Alberta gets new Court of Queen's Bench judges amid 'breaking point' shortage

Despite the announcement of new Alberta's Court of Queen's Bench judicial appointments amid a shortage that's been described as a "crisis," the Chief Justice says this province is still in a "desperate" situation.

Alberta court requested 4 new judges in 2008, got funds for 2 in 2014, but needs 11 more to match B.C.'s level

A court sketch of a Court of Queen's Bench trial in Alberta. (Janice Fletcher)

Despite the announcement of new Court of Queen's Bench judicial appointments in Alberta amid a shortage that's been described as a "crisis," the province's chief justice says it's still in a "desperate" situation.

The federal government announced four new judges for Alberta's higher court on Friday, as well as the elevation of two current QB judges who are now appointed to the Alberta Court of Appeal. 

"I'm pleased with the quality of the appointments and welcome them all to the court," said Court of Queen's Bench Chief Justice Neil Wittmann. "The problem I have is that they haven't made enough appointments."

He says they haven't even filled all the vacancies, let alone create new positions.

Though there is a lot of movement, the appointments do not really add to the provincial complement, rather they are all replacements for the judges who are heading to the appeal court and one who became supernumerary, or semi-retired.

On Friday, in criminal court in Calgary, defence lawyer Dick Cairns was not able to schedule a bail hearing for one of his clients and joked that it shouldn't be so difficult with the new appointments.

"We're still in the same position in Calgary," said Justice Beth Hughes.

Queens Bench judges are appointed by the federal government, but only one judge has been added to the province's complement even though Alberta's population has grown by about 50 per cent in the last decade.

"I'm very disappointed that they haven't filled all of the vacancies," said Wittmann. "We're desperate for a full complement of judges."

Alberta has the fewest Queen's Bench judges per capita in the country.

To match British Columbia's ratio, Alberta would need 11 more judges.

Judicial appointments

  • Calgary Court of Queen's bench Justice Sheilah Martin is appointed to the Alberta Court of Appeal to replace Justice C. O'Brien, who retired in 2014.
  • Edmonton Court of Queen's bench Justice Sheila Greckol is appointed to the Alberta Court of Appeal to replace Justice R.S. Brown, who was elevated to the Supreme Court in 2015.
  • Edmonton Provincial Court Judge John Henderson is appointed to the Alberta Court of Queen's Bench to replace Justice Greckol.
  • Edmonton lawyer Douglas R. Mah, Q.C., with the Workers' Compensation Board, is appointed to the Court of Queen's Bench to replace Justice D.R. Thomas, who became supernumerary in 2015.
  • Calgary lawyer Gillian D. Marriott, Q.C., with Widdowson Kachur Ostwald Menzies LLP is appointed to the Court of Queen's Bench to replace Justice Martin. 
  • Edmonton prosecutor Avril Inglis is appointed to the Court of Queen's Bench to replace Justice F.L. Schutz, who was elevated to the Court of Appeal in 2015.

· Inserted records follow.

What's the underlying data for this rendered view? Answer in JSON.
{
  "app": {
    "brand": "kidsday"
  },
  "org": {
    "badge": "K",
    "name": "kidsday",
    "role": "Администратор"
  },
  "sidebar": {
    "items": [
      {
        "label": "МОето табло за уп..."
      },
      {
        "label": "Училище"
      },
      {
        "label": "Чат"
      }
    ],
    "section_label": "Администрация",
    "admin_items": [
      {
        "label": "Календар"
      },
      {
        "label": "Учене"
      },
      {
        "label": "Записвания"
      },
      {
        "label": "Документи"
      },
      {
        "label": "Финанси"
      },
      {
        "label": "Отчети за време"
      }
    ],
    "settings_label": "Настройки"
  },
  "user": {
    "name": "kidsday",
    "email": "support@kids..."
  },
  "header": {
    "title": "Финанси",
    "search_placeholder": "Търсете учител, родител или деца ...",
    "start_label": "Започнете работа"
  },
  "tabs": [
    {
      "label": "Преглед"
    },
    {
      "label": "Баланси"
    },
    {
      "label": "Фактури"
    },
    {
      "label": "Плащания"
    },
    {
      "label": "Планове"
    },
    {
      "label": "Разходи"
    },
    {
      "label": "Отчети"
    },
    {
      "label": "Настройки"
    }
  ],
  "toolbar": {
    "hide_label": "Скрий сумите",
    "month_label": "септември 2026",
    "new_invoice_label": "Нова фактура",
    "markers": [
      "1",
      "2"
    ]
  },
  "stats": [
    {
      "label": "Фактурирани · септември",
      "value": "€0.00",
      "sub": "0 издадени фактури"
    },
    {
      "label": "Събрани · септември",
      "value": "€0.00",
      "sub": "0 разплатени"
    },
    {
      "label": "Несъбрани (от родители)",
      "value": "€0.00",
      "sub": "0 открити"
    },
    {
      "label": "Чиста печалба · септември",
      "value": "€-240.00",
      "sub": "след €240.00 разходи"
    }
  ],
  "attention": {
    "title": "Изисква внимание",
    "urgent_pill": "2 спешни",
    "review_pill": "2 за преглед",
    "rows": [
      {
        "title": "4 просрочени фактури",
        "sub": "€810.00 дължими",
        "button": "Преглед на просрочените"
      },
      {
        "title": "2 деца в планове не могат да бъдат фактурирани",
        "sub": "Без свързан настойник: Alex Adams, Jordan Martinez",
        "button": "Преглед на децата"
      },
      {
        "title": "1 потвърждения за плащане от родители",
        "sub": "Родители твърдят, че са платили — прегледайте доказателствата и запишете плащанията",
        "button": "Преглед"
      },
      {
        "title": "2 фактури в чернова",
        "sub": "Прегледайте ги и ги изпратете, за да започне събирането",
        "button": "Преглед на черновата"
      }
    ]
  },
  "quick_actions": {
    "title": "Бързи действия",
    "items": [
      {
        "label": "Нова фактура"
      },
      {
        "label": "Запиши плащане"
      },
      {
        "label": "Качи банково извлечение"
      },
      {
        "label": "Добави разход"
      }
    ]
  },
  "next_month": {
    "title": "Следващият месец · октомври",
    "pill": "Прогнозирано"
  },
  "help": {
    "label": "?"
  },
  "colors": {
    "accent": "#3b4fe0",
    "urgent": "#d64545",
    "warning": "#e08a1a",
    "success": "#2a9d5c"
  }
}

Alberta's justice minister says she's pleased with the appointments and calls it a good "first step" in addressing the province's backlogged courts system. 

"I will continue to work with my federal counterpart, Minister Jody Wilson-Raybould, to ensure that Alberta has the appropriate number of federally appointed judges to provide access to justice within the province," said Kathleen Ganley.

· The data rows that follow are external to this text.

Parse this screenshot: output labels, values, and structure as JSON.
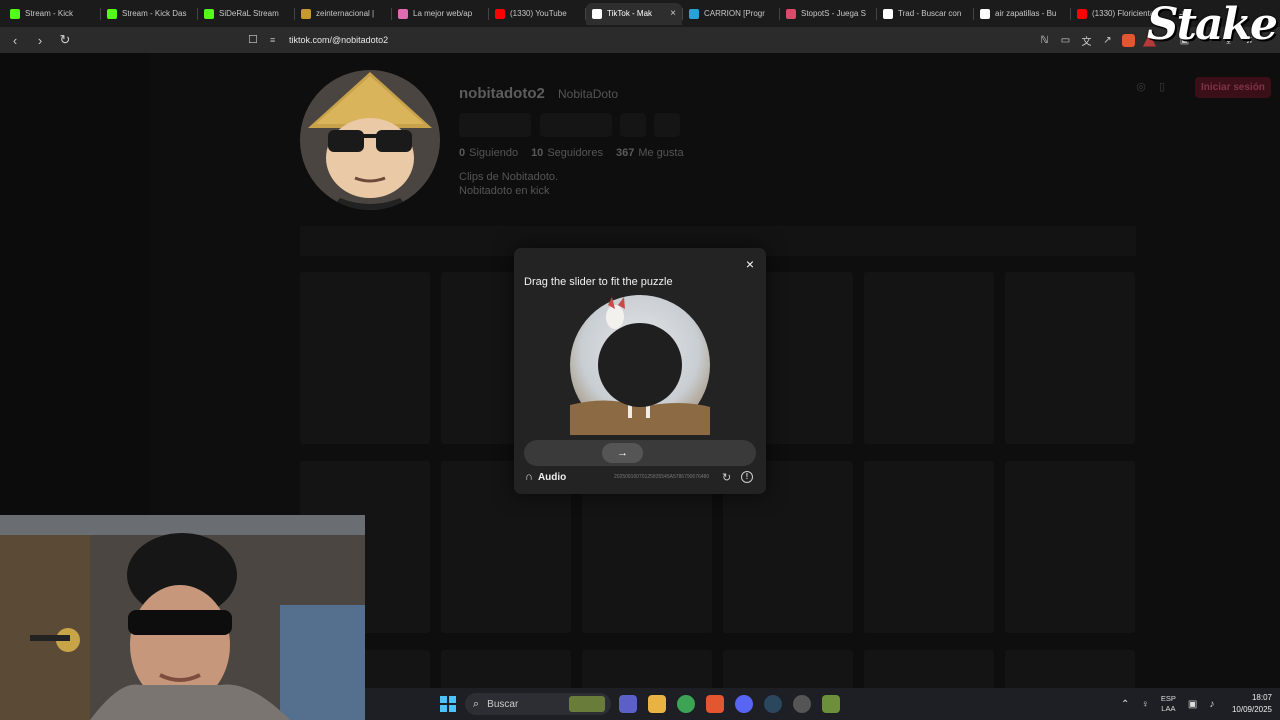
{
  "browser": {
    "tabs": [
      {
        "title": "Stream - Kick",
        "color": "#53fc18"
      },
      {
        "title": "Stream - Kick Das",
        "color": "#53fc18"
      },
      {
        "title": "SiDeRaL Stream",
        "color": "#53fc18"
      },
      {
        "title": "zeinternacional |",
        "color": "#c79a2c"
      },
      {
        "title": "La mejor web/ap",
        "color": "#e06bb0"
      },
      {
        "title": "(1330) YouTube",
        "color": "#ff0000"
      },
      {
        "title": "TikTok - Mak",
        "color": "#ffffff",
        "active": true
      },
      {
        "title": "CARRION [Progr",
        "color": "#2a9fd8"
      },
      {
        "title": "StopotS - Juega S",
        "color": "#d94b6a"
      },
      {
        "title": "Trad - Buscar con",
        "color": "#ffffff"
      },
      {
        "title": "air zapatillas - Bu",
        "color": "#ffffff"
      },
      {
        "title": "(1330) Floricienta",
        "color": "#ff0000"
      }
    ],
    "new_tab": "+",
    "close_tab": "×",
    "url": "tiktok.com/@nobitadoto2"
  },
  "overlay": {
    "stake_logo": "Stake"
  },
  "profile": {
    "username": "nobitadoto2",
    "nickname": "NobitaDoto",
    "stats": [
      {
        "num": "0",
        "label": "Siguiendo"
      },
      {
        "num": "10",
        "label": "Seguidores"
      },
      {
        "num": "367",
        "label": "Me gusta"
      }
    ],
    "bio_line1": "Clips de Nobitadoto.",
    "bio_line2": "Nobitadoto en kick",
    "login_label": "Iniciar sesión"
  },
  "captcha": {
    "title": "Drag the slider to fit the puzzle",
    "close": "×",
    "audio_label": "Audio",
    "id_text": "20250910070125835545A5786790676480",
    "slider_position": 0.41
  },
  "taskbar": {
    "search_placeholder": "Buscar",
    "lang_top": "ESP",
    "lang_bottom": "LAA",
    "time": "18:07",
    "date": "10/09/2025"
  }
}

But with Greckol and Martin heading to the court of appeal, Wittmann notes another problem.

"We're losing very, very experienced and good trial judges and that's with some regret on our part — but we wish them every success," said Wittmann. 

"The new people, as fine and as intelligent — and I'm sure they'll be very good judges — there's a learning curve in this job so we have to bring people along sooner rather than later to get them up to speed to give the public the service it deserves."

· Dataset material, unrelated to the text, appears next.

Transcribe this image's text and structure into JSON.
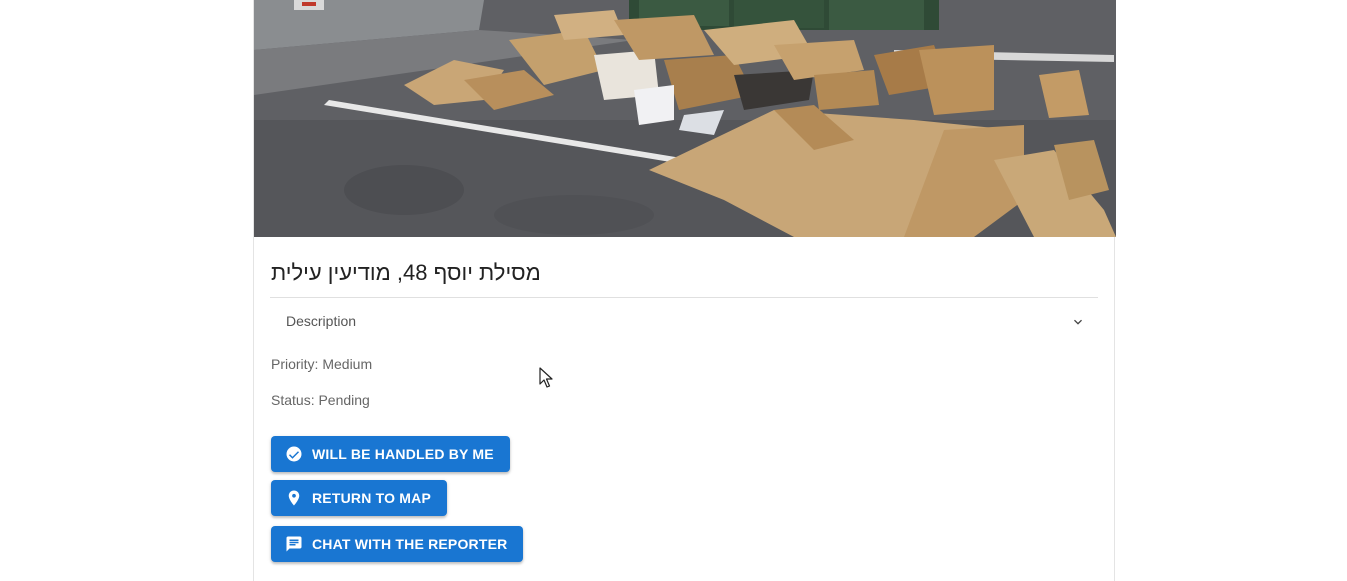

'It's still a crisis' 

Wittmann told CBC News last October that the province's courts are "literally at the breaking point," because of the shortage of justices, and in January he released a report detailing how existing judicial staff are working "well beyond capacity."

The chief justice said the system is so backlogged that some alleged criminals could end up walking free.

"There is now a real risk that extended lead times in criminal cases will result in juridical stays of criminal prosecutions," he wrote in the report.

The appointments "barely begin to address Alberta's judicial shortfalls," says Wildrose justice critic Scott Cyr.

"Law-abiding Albertans deserve to know that their justice system will be there for them when they need it," he said.

Canadian Bar Association president Wayne Barkauskas says he plans to raise the issue with Minister Wilson-Raybould in joint meetings that are being held in Vancouver on Saturday.

"It's still a crisis," said Barkauskas. "We still need a lot more."